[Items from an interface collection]
┌──

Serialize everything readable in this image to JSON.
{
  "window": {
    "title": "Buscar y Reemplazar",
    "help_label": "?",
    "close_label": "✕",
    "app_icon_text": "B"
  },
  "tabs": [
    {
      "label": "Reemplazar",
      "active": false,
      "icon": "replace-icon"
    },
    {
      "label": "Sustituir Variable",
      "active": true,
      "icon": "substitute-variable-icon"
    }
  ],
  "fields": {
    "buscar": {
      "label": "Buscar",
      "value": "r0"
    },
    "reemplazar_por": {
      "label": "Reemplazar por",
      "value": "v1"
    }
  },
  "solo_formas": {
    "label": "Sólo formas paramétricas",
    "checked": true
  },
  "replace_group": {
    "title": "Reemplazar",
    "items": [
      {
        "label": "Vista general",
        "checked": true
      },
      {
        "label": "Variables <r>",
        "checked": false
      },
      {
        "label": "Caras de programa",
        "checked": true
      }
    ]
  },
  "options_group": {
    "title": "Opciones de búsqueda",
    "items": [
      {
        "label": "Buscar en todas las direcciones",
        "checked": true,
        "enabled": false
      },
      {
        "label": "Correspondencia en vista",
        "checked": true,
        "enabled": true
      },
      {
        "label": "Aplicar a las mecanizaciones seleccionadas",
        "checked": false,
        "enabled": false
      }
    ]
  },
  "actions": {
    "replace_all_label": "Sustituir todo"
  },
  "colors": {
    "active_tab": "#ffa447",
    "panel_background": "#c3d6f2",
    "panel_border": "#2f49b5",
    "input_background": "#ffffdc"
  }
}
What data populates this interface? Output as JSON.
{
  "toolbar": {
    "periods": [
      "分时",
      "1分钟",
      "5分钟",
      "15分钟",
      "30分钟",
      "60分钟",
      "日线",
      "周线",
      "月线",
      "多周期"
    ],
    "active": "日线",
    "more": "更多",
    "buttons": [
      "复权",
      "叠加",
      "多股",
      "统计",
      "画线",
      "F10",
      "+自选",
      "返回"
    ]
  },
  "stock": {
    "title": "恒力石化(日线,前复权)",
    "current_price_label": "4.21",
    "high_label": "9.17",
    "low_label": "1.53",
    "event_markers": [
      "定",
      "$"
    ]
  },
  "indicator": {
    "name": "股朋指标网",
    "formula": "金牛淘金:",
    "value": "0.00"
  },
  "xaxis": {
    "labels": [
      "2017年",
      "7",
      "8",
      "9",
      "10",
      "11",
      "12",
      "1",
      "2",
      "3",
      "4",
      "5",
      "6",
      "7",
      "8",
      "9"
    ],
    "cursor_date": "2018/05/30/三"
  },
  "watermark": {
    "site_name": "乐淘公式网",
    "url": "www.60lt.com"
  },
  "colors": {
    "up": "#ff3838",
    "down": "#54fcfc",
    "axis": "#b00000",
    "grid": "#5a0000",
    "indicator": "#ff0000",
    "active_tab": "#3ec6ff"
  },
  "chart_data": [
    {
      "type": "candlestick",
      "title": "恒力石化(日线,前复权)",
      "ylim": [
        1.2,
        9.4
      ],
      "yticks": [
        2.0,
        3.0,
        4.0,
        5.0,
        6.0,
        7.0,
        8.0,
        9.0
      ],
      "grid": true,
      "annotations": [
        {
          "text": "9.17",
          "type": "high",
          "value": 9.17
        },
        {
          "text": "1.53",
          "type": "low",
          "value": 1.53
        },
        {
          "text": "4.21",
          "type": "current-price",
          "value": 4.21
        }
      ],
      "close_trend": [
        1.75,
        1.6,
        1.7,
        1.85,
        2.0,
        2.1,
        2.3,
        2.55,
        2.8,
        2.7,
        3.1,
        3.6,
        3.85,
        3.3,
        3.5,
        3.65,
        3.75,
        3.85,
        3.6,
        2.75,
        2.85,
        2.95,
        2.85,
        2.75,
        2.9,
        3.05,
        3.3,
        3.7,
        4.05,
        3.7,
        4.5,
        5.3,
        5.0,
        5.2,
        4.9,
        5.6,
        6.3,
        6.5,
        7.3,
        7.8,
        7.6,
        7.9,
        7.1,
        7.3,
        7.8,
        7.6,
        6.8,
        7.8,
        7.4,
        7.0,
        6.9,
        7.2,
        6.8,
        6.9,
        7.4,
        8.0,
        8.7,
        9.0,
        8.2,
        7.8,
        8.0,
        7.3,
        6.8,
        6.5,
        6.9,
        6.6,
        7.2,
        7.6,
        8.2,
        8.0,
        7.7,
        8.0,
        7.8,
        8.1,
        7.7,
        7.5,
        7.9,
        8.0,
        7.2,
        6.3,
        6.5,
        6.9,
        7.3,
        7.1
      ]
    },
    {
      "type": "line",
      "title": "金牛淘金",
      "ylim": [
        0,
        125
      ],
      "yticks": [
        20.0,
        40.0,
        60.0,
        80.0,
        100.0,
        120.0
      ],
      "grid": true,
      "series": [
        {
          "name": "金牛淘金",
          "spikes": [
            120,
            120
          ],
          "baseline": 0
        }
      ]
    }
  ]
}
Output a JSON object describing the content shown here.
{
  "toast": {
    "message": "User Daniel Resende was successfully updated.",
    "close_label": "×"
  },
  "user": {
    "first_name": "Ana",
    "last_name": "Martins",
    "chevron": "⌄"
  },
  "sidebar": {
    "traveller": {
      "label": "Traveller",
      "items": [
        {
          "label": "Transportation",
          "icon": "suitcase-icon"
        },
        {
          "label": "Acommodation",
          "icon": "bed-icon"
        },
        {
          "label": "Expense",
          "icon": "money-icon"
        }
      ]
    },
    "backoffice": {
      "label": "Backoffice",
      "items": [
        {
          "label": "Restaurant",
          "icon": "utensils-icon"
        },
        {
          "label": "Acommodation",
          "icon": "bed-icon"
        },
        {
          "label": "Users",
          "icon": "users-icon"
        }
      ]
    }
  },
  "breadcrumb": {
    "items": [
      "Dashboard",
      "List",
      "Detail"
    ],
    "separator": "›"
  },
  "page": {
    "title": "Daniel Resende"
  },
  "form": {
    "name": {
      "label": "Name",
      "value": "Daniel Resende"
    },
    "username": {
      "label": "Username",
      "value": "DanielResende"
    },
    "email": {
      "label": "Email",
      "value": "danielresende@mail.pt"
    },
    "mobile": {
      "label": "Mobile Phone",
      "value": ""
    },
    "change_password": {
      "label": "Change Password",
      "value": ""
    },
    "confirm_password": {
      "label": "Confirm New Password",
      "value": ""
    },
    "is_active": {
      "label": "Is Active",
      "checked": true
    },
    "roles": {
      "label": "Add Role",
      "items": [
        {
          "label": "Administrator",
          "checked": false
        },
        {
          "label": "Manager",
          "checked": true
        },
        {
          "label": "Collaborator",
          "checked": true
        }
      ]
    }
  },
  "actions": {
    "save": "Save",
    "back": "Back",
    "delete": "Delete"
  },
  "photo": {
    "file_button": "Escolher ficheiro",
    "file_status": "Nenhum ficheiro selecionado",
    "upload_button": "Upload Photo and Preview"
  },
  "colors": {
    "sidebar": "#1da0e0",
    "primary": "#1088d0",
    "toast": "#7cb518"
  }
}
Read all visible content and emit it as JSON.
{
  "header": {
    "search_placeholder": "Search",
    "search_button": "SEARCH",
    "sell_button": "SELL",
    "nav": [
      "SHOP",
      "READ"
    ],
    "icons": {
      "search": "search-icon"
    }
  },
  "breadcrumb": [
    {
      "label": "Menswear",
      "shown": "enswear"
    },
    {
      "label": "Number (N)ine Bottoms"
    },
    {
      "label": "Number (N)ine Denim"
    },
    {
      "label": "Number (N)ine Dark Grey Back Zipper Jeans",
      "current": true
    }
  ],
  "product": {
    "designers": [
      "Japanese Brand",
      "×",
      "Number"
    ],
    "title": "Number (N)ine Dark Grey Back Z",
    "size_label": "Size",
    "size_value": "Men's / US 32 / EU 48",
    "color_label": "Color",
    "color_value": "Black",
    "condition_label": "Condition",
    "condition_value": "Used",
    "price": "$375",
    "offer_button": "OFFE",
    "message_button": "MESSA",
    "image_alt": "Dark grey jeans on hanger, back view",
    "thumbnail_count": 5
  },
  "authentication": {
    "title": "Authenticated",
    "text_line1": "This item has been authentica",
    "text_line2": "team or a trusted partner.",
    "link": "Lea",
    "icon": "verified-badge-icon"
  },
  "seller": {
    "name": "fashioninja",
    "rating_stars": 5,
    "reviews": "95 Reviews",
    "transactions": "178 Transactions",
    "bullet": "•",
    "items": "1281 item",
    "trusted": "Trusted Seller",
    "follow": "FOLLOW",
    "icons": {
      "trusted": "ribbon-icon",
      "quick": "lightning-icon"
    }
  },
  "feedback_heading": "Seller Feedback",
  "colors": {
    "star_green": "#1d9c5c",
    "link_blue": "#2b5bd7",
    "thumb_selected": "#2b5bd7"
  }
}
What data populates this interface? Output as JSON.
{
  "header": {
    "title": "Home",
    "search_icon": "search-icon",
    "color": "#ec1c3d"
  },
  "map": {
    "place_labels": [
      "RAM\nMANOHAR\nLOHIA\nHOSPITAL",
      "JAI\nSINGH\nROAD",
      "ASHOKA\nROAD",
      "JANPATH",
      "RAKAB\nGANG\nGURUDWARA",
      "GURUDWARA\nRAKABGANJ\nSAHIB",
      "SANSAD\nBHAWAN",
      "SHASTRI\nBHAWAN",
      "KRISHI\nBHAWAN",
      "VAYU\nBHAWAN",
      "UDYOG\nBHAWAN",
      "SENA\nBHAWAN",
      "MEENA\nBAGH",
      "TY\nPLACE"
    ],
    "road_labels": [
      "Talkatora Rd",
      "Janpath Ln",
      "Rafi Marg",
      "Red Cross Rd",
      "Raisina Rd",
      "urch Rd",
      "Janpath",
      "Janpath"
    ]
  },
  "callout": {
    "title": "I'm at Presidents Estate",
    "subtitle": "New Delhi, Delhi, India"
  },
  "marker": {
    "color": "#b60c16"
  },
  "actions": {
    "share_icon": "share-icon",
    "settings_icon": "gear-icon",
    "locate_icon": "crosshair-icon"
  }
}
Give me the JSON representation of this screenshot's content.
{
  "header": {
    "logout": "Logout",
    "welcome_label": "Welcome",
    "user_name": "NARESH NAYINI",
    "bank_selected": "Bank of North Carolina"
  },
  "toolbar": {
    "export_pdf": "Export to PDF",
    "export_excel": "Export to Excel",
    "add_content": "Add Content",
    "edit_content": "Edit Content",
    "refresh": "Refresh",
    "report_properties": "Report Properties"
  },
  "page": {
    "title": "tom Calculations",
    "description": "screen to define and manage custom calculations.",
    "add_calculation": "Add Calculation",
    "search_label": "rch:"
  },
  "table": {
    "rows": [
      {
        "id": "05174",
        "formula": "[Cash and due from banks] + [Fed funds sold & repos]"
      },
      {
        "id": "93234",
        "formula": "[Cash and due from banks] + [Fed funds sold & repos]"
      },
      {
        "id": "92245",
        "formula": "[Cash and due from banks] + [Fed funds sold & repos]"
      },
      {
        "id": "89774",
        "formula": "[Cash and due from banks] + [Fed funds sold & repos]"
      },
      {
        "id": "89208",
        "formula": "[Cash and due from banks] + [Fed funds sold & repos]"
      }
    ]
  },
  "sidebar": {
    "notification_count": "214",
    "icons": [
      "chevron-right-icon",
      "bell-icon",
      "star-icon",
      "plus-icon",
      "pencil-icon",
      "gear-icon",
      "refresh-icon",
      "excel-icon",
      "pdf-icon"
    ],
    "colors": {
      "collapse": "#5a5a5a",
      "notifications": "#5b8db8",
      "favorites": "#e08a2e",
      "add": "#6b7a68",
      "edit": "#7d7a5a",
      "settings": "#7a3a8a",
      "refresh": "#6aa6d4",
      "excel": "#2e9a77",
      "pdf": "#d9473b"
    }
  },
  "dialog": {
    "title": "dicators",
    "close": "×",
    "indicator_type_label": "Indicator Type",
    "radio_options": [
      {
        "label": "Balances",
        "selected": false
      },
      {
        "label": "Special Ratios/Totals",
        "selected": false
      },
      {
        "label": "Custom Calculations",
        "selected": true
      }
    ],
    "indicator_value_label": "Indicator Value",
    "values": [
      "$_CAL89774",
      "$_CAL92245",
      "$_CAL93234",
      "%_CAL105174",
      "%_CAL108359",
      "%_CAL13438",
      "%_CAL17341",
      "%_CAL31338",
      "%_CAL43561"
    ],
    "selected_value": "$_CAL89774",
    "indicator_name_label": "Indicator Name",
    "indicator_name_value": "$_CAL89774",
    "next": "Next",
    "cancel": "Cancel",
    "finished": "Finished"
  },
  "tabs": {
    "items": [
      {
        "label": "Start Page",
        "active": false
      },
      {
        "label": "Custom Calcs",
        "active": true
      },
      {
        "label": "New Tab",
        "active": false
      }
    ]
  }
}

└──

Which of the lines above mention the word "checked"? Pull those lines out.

    "checked": true
        "checked": true
        "checked": false
        "checked": true
        "checked": true,
        "checked": true,
        "checked": false,
      "checked": true
          "checked": false
          "checked": true
          "checked": true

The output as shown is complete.